UPDATE, March 25, 2011: As part of Smithsonian magazine's commemoration of the 150th anniversary of the Civil War, we have updated this story to reflect what has happened to plans for commercial development on Morris Island since this story was written in 2005.
As a crimson sunset spread over a darkening Atlantic Ocean on July 18, 1863, African-American soldiers of the 54th Massachusetts Volunteers, 650 in all, stood on the shore of South Carolina’s Morris Island “like giant statues of marble,” an eyewitness remembered. Behind them, five more Yankee regiments stood at the ready.
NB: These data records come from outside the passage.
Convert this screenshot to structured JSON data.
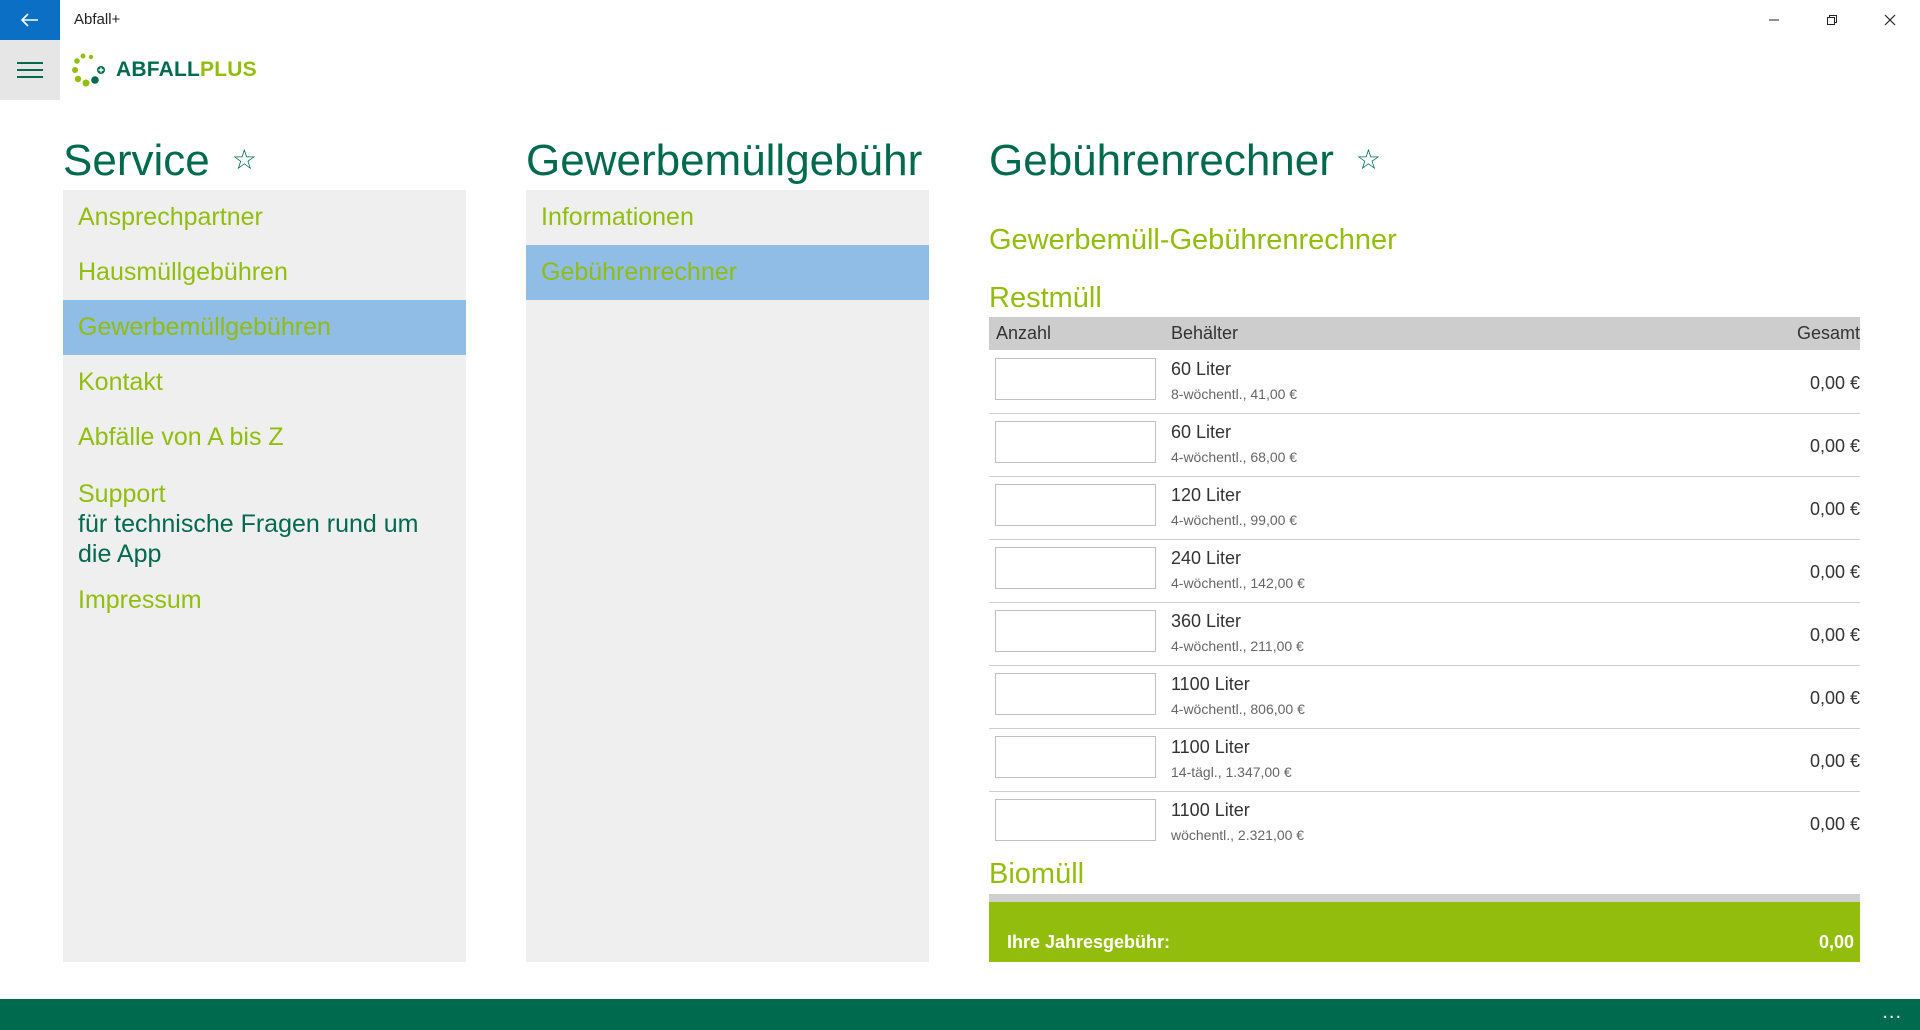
{
  "window": {
    "title": "Abfall+",
    "back_icon": "arrow-left-icon",
    "minimize_icon": "minimize-icon",
    "maximize_icon": "restore-icon",
    "close_icon": "close-icon"
  },
  "header": {
    "menu_icon": "hamburger-icon",
    "logo_part1": "ABFALL",
    "logo_part2": "PLUS"
  },
  "colors": {
    "dark_green": "#006a4e",
    "light_green": "#93bd0c",
    "selected_blue": "#8fbde6",
    "accent_blue": "#0b6fc6"
  },
  "service": {
    "title": "Service",
    "star_icon": "star-outline-icon",
    "items": [
      {
        "label": "Ansprechpartner"
      },
      {
        "label": "Hausmüllgebühren"
      },
      {
        "label": "Gewerbemüllgebühren",
        "selected": true
      },
      {
        "label": "Kontakt"
      },
      {
        "label": "Abfälle von A bis Z"
      }
    ],
    "support": {
      "label": "Support",
      "subtitle": "für technische Fragen rund um die App"
    },
    "impressum": "Impressum"
  },
  "gewerbe": {
    "title": "Gewerbemüllgebühr",
    "items": [
      {
        "label": "Informationen"
      },
      {
        "label": "Gebührenrechner",
        "selected": true
      }
    ]
  },
  "calculator": {
    "title": "Gebührenrechner",
    "star_icon": "star-outline-icon",
    "subtitle": "Gewerbemüll-Gebührenrechner",
    "restmuell": {
      "heading": "Restmüll",
      "columns": {
        "count": "Anzahl",
        "container": "Behälter",
        "total": "Gesamt"
      },
      "rows": [
        {
          "volume": "60 Liter",
          "frequency": "8-wöchentl., 41,00 €",
          "count": "",
          "total": "0,00 €"
        },
        {
          "volume": "60 Liter",
          "frequency": "4-wöchentl., 68,00 €",
          "count": "",
          "total": "0,00 €"
        },
        {
          "volume": "120 Liter",
          "frequency": "4-wöchentl., 99,00 €",
          "count": "",
          "total": "0,00 €"
        },
        {
          "volume": "240 Liter",
          "frequency": "4-wöchentl., 142,00 €",
          "count": "",
          "total": "0,00 €"
        },
        {
          "volume": "360 Liter",
          "frequency": "4-wöchentl., 211,00 €",
          "count": "",
          "total": "0,00 €"
        },
        {
          "volume": "1100 Liter",
          "frequency": "4-wöchentl., 806,00 €",
          "count": "",
          "total": "0,00 €"
        },
        {
          "volume": "1100 Liter",
          "frequency": "14-tägl., 1.347,00 €",
          "count": "",
          "total": "0,00 €"
        },
        {
          "volume": "1100 Liter",
          "frequency": "wöchentl., 2.321,00 €",
          "count": "",
          "total": "0,00 €"
        }
      ]
    },
    "biomuell": {
      "heading": "Biomüll"
    },
    "summary": {
      "label": "Ihre Jahresgebühr:",
      "value": "0,00"
    }
  },
  "appbar": {
    "more_label": "..."
  }
}
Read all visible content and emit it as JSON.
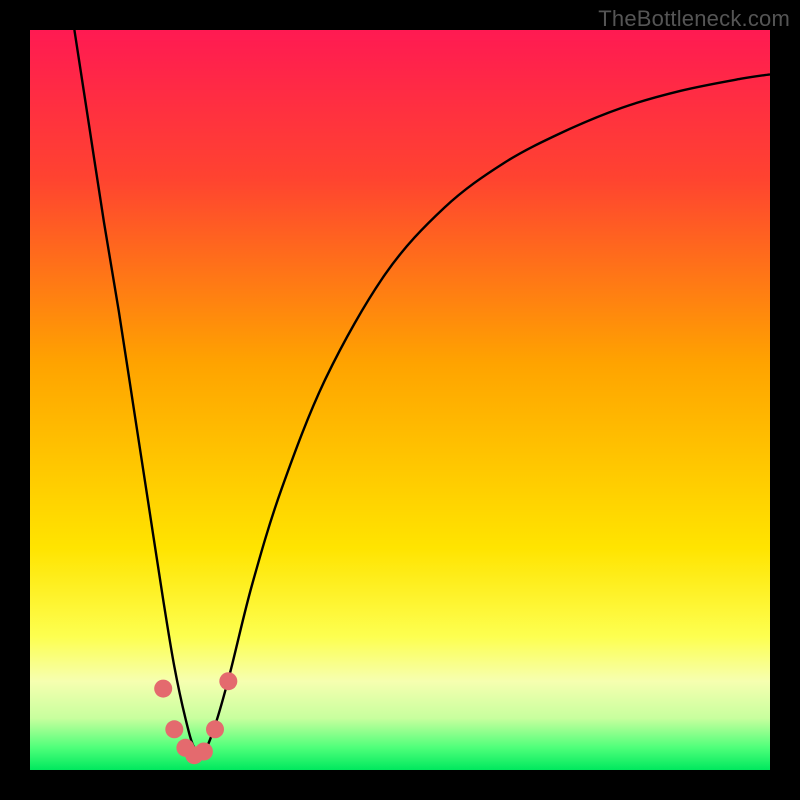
{
  "attribution": "TheBottleneck.com",
  "chart_data": {
    "type": "line",
    "title": "",
    "xlabel": "",
    "ylabel": "",
    "xlim": [
      0,
      1
    ],
    "ylim": [
      0,
      1
    ],
    "gradient_stops": [
      {
        "offset": 0.0,
        "color": "#ff1a52"
      },
      {
        "offset": 0.2,
        "color": "#ff4330"
      },
      {
        "offset": 0.45,
        "color": "#ffa300"
      },
      {
        "offset": 0.7,
        "color": "#ffe400"
      },
      {
        "offset": 0.82,
        "color": "#fdff50"
      },
      {
        "offset": 0.88,
        "color": "#f6ffb0"
      },
      {
        "offset": 0.93,
        "color": "#c8ff9e"
      },
      {
        "offset": 0.97,
        "color": "#4eff7a"
      },
      {
        "offset": 1.0,
        "color": "#00e85e"
      }
    ],
    "series": [
      {
        "name": "curve",
        "x": [
          0.06,
          0.08,
          0.1,
          0.12,
          0.14,
          0.16,
          0.18,
          0.195,
          0.21,
          0.222,
          0.235,
          0.25,
          0.27,
          0.3,
          0.34,
          0.4,
          0.48,
          0.56,
          0.64,
          0.72,
          0.8,
          0.88,
          0.96,
          1.0
        ],
        "y": [
          1.0,
          0.87,
          0.74,
          0.62,
          0.49,
          0.36,
          0.23,
          0.14,
          0.07,
          0.03,
          0.025,
          0.06,
          0.13,
          0.25,
          0.38,
          0.53,
          0.67,
          0.76,
          0.82,
          0.862,
          0.895,
          0.918,
          0.934,
          0.94
        ]
      }
    ],
    "marker_points": {
      "x": [
        0.18,
        0.195,
        0.21,
        0.222,
        0.235,
        0.25,
        0.268
      ],
      "y": [
        0.11,
        0.055,
        0.03,
        0.02,
        0.025,
        0.055,
        0.12
      ],
      "color": "#e46a6e",
      "radius": 9
    }
  }
}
For hours, Union ironclads had shelled the Confederate garrison of Fort Wagner, half a mile away.
Around 7:30 p.m., 25-year-old Col. Robert Gould Shaw of Boston addressed the men of the 54th. “We shall take the fort or die there!” he told them. “Now I want you to prove yourselves men!” As depicted in the 1989 film Glory, the two long blue ranks began to move forward across the sand.
The fate of the Civil War hinged on the battle that would follow. Capturing Charleston—the South’s major port and the symbolic birthplace of Secession—would drive a fatal spike into the heart of the Confederacy. The defensive linchpin was Fort Sumter, where the war’s first shots had been fired against its then-Federal defenders in April 1861. Sumter now bristled with Confederate cannon. If Union forces could recapture it, they could penetrate the harbor, seize the city and strike inland.
“Fort Wagner was the key to Morris Island, and Morris Island was the key to Fort Sumter,” says Stephen R. Wise, director of the Parris Island Marine Corps Museum and author of Gate of Hell: Campaign for CharlestonHarbor, 1863. “Once the North captured it, they could place batteries there and destroy Fort Sumter, which controlled access to the harbor.”
Less than a decade ago, Morris Island once again became a battleground, when private developers acquired 128 acres of the island that were privately owned (the rest of the island is owned by the State of South Carolina, which leases it to the U.S. Army Corps of Engineers.) They sought to erect more than a score of luxury homes. The proposed development incldued the land near Battery Gregg, a Confederate emplacement to the north of Fort Wagner and now underater. Preservationists were dismayed to see newspaper ads offering oceanfront properties with 360-degree views at $500,000 an acre.
Critics of the proposed development said it would destroy the island’s splendid isolation and wreak havoc on the vestiges of the Civil War battlefield underwater just offshore.
The effort to stop residential development on the island brought together preservationists, historians and ecologists, as well as Civil War buffs of all stripes. “This isn’t a Confederate versus Union issue,” said Jeff Antley, a member of the Sons of Confederate Veterans, a nonprofit organization dedicated to preserving the legacy of those who fought for the South, in 2005. “We should protect the island because of the sacrifices of all the men who died there. It doesn’t matter who shot who anymore.” Joseph McGill Jr., a Charleston-based program officer for the National Trust for Historic Preservation and an African-American, agrees. “We and the keepers of the Confederate flame disagree on more than we agree on,” he says. “But one thing we do agree on is the preservation of Morris Island.”
“That island is hallowed ground,” said Blake Hallman, a native Charlestonian and business instructor at the Culinary Institute of Charleston, who leads the coalition to save the island. “Southern soldiers were fighting for their families, their country and an economic way of life. Black troops wanted to prove themselves just as good as the whites. Young New Englanders who fought and died there made a sacrifice for the nation, for their beliefs, for the U.S. Constitution. This story deserves to be told, and it can be told only if the island is protected from development. Morris Island is an incredible jewel. The threat to it is serious and immediate.”
Under cover of darkness that summer evening in 1863, the 54th Massachusetts now marched with quickening tread along a narrow beach road. The South was already reeling. Just two weeks earlier, Union forces had hurled Robert E. Lee’s army back at Gettysburg, and more than 1,000 miles away, Ulysses S. Grant captured Vicksburg, effectively cutting the Confederacy in two.